  2. Saute the garlic until fragrant and golden, do not burn as it would leave a bitter taste.
  3. Add the onion and cook until translucent.
  4. Stir in the pork. Cook the pork is ssizzling in its juice and oil.
  5. Sprinkle the ground black pepper.
  6. Carefully pour in the vegetable broth. Bring it to a boil.  Then lower down the heat and leave to simmer for 10 minutes.
  7. Add the coconut milk. Bring it to a boil and leave to simmer until the pork is tender.
  8. Stir in the squash and cook for 10 minutes.
  9. Season with the shrimp paste. Stir thoroughly.
  10. Add the string beans and shrimp. Cover and cook for 3 to 5 minutes. Add salt only if needed.
  11. Transfer to a serving plate.
  12. Serve with freshly boiled rice.

Shrimp Adobo with Coconut Milk,

Shrimp Adobo with Coconut Milk, photo by Mae Sanguer

Shrimp Adobo with Coconut Milk

This recipe is another much loved variation to the adobo.  This recipe used shrimp and the addition of gata (coconut milk).


2 tablespoons oil
6 cloves garlic, minced
1/2 tablespoons pepper, ground
1 kilogram shrimp, shells intact
200g mange tout, topped and tailed (trimmed)
1/2 cup vinegar
1/4 cup soy sauce
350 ml coconut milk (gata)


Heat the oil in a wok or a frying pan and saute the garlic.

Add the shrimp and cook until it turned pinkish.

Stir in the mange tout.

Pour in the vinegar and soy sauce.

Add the ground pepper.
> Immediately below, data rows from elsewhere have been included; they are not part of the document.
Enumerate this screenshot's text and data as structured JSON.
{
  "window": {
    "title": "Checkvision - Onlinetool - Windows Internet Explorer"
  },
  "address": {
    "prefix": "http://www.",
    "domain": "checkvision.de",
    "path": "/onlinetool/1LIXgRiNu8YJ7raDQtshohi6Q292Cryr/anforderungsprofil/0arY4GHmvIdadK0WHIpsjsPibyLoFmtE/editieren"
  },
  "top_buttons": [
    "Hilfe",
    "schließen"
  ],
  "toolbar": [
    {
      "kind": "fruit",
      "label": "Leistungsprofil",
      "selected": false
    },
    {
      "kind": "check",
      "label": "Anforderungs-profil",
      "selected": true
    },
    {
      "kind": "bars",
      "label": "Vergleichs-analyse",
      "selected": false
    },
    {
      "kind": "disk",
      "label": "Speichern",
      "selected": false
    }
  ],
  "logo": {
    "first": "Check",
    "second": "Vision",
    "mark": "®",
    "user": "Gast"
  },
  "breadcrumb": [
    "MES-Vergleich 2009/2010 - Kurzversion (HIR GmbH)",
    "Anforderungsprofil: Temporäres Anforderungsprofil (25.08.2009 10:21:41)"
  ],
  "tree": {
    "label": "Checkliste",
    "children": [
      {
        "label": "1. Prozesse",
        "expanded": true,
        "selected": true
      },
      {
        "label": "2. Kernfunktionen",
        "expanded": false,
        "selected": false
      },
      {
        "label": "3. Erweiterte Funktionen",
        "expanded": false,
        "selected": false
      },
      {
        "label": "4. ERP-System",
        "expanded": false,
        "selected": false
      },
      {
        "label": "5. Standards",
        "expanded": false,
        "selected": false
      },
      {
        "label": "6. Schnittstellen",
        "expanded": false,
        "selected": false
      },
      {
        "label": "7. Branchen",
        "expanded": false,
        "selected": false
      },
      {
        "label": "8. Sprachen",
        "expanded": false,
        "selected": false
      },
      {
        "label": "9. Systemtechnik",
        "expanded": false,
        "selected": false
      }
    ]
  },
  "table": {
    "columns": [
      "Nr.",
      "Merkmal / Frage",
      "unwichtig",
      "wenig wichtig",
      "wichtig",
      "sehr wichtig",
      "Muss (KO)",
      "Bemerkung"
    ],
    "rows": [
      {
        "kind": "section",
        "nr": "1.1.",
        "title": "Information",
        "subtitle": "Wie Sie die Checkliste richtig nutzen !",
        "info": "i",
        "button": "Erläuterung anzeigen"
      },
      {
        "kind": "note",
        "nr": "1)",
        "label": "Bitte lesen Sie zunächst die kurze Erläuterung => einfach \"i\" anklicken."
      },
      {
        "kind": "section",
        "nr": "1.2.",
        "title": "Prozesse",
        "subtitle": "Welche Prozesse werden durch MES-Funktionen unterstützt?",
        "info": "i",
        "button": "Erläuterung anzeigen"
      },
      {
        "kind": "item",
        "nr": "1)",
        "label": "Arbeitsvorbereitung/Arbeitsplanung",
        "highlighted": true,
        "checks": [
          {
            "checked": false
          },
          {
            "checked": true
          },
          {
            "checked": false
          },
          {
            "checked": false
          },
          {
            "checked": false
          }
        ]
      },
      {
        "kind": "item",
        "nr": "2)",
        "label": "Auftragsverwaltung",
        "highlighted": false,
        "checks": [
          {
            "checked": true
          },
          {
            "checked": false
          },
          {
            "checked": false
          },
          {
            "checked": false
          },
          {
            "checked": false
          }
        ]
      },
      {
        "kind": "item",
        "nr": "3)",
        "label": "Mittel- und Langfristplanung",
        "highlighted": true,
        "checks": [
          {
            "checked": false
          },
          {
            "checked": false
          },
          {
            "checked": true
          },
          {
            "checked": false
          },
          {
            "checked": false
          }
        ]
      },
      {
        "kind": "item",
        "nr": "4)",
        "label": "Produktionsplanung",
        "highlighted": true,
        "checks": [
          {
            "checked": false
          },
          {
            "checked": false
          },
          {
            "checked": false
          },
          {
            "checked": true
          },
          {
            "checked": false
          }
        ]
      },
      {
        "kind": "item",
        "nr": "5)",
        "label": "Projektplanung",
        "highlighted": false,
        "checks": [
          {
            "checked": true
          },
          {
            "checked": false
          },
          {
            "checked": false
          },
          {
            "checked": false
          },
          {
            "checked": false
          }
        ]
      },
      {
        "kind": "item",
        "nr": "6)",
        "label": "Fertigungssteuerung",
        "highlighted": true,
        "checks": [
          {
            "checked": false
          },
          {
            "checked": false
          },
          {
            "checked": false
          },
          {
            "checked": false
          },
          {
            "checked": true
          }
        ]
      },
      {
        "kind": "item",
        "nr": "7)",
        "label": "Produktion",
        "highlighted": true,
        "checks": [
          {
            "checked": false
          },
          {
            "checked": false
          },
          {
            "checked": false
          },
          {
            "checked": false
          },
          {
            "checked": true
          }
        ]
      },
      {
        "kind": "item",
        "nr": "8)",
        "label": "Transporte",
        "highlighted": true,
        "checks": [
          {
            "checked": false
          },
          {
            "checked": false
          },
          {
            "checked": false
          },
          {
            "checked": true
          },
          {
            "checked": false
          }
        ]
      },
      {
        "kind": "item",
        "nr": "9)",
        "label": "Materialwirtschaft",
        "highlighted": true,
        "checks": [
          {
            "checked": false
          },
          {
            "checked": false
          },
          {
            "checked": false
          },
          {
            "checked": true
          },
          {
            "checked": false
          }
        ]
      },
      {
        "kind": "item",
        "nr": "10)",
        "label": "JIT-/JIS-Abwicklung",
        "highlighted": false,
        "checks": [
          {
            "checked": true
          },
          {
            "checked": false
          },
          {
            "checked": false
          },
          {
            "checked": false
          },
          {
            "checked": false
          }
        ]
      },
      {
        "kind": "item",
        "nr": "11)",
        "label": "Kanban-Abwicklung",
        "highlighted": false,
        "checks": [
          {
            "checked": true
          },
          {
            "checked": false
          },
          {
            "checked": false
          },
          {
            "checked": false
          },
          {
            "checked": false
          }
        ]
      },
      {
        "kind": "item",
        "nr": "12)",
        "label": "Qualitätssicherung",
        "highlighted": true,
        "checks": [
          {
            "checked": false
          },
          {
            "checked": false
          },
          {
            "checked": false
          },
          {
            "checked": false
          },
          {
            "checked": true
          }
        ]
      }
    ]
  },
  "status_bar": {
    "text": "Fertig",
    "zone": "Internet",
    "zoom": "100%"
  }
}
Let it simmer for a minute.

Tip in the coconut milk and let it simmer until thickened.

Serve hot with freshly boiled rice.